[core] GET {}  
[core] GET {}  
[core] GET {}  
[core] GET {}  
[core] GET  480%7CQ1709878%7CQ900502&format=json&languages=en {}  
[core] GET {}  
[core] GET {}  
[core] GET {}  
[core] GET {}  
[core] GET {}  
[core] GET {}  

However, I do notice slightly more requests with a low number of items than I would expect. I will look into that.

Conference papers in Wikidata

Part of the mappings that were added in the recent update are the event-* properties, i.e. “name of the related event (e.g. the conference name when citing a conference paper)” (spec). Finding out how those are modelled in Wikidata proved a bit of a challenge, as most instances of Q23927052 (conference paper) are published in proceedings with the book type. To get some numbers (query):

type typeLabel items
Q571 book 715
Q5633421 scientific journal 676
Q1143604 proceedings 315
Q16024164 medical journal 53
Q23927052 conference paper 48
Q1002697 periodical literature 32
Q41298 magazine 29
other other 61

48 conference papers are published in conference papers? That does not seem right. But maybe they just have the wrong type, but still link to the event? Well no, not really (query).

hasEvent items
false 1952
true 6

Luckily, the information is not lost: usually, the label contains location and date information about the event, although extracting that would be probably be a tedious task. However, perhaps there are a lot of proper proceedings out there, but the articles linked to it just have the wrong type (query)?

type typeLabel items
Q13442814 scholarly article 3513
Q23927052 conference paper 315
Q3331189 version, edition, or translation 11
Q1143604 proceedings 9
Q10885494 scientific conference paper 7
Q1980247 chapter 6
Q191067 article 5
Q18918145 academic journal article 4
Q333291 abstract 3
other other 10
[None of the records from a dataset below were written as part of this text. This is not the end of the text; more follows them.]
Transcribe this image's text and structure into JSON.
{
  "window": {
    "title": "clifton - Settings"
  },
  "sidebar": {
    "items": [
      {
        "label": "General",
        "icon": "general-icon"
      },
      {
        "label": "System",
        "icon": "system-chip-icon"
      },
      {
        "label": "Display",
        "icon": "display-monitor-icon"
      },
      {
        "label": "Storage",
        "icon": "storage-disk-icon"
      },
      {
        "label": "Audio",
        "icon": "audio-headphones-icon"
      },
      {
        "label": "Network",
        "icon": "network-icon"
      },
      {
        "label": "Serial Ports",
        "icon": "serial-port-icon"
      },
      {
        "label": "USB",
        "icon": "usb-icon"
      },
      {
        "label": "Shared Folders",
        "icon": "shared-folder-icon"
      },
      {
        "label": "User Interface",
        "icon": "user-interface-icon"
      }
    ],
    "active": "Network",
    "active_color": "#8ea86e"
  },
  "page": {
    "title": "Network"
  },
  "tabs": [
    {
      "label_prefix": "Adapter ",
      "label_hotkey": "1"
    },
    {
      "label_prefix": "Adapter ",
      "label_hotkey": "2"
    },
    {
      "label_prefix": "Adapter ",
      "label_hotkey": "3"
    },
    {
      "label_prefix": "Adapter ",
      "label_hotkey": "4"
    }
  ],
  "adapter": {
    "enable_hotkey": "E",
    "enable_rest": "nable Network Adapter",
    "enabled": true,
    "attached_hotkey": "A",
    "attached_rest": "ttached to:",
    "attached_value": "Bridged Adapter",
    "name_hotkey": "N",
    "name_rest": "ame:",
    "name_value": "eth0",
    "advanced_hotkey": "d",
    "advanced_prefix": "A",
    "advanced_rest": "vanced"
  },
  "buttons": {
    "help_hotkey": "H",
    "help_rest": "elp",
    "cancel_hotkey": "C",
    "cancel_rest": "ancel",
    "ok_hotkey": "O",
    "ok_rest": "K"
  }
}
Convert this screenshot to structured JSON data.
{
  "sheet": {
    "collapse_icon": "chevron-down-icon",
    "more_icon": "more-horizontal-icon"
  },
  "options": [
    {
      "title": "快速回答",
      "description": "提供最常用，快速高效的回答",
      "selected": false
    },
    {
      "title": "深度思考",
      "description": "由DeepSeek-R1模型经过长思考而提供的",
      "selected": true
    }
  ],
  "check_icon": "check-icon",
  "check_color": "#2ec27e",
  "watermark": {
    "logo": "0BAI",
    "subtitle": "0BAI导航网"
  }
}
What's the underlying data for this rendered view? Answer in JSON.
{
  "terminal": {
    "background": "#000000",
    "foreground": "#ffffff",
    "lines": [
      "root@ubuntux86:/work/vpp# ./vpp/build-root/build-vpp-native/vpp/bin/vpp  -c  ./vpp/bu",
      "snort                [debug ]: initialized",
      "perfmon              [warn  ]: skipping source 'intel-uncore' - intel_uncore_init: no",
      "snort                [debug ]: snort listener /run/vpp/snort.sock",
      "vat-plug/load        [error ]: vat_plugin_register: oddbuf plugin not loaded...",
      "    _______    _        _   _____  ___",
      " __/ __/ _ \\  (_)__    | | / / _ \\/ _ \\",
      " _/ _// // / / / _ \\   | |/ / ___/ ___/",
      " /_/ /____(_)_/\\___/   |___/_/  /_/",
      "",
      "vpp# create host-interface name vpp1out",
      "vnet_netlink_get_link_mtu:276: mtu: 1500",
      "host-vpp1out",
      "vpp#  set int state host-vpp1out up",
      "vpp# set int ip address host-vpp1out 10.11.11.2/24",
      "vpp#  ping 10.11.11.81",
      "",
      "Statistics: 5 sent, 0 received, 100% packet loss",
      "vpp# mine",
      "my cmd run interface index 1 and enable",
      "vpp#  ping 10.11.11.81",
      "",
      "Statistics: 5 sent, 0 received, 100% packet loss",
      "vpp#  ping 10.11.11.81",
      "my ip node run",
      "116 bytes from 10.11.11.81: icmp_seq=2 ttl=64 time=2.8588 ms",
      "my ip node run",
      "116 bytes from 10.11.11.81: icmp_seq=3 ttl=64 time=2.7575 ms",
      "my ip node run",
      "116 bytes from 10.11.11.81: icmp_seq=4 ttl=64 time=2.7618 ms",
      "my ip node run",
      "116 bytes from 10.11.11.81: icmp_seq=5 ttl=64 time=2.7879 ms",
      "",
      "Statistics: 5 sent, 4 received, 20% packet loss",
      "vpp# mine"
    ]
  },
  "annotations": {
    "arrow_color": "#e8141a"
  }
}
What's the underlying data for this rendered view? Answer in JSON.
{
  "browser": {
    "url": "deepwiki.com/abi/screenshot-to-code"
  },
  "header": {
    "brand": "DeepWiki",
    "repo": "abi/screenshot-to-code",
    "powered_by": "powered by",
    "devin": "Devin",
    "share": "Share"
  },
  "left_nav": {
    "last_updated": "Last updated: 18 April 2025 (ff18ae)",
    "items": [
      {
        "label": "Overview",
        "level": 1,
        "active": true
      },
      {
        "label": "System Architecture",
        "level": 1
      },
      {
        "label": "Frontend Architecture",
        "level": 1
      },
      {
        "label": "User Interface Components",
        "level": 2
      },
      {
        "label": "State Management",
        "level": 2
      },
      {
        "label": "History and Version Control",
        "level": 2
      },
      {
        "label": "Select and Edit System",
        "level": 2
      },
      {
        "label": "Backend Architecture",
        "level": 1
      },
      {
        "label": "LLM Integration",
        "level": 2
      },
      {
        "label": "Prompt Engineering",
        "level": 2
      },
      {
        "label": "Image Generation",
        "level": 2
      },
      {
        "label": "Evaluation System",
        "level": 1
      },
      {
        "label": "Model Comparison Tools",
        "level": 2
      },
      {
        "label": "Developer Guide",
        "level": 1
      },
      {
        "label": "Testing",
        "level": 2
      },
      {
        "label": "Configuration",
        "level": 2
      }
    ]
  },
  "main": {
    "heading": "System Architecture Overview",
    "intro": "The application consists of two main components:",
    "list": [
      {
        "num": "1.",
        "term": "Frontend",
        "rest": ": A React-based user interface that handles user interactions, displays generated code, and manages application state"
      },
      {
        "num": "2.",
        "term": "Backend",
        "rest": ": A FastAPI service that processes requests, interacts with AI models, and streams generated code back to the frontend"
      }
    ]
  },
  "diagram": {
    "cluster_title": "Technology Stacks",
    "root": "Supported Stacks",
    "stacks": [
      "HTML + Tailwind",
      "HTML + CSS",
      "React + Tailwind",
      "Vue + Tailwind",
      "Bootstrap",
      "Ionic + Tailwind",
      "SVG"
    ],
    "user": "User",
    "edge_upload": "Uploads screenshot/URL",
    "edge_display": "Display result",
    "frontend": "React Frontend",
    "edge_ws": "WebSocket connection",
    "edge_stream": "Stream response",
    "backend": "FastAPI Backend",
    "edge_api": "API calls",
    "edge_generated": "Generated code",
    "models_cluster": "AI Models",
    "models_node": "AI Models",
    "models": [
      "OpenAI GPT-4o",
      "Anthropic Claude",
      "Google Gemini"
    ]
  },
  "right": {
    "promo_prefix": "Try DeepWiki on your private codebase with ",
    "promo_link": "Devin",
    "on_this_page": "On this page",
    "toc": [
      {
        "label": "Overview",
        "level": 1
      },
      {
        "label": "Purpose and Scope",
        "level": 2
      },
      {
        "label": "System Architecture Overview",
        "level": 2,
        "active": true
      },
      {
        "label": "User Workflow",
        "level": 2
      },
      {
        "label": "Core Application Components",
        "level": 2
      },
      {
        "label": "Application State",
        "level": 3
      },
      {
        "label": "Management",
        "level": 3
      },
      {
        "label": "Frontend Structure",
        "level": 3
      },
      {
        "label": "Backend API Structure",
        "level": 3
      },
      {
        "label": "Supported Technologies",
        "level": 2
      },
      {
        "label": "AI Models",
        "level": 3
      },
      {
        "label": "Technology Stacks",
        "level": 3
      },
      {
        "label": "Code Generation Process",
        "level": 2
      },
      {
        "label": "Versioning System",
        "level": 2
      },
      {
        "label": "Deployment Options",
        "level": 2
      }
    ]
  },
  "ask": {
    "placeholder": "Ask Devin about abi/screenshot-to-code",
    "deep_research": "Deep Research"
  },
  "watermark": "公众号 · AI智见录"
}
That seems to be the case: most works that are published in instances of proceedings are tagged as instances of scholarly articles, and only nine are tagged as both. And: relatively many have events linked to them (query).

hasEvent items
true 2692
false 1184

That’s better. I’ll look into working together with WikiCite to work on the rest.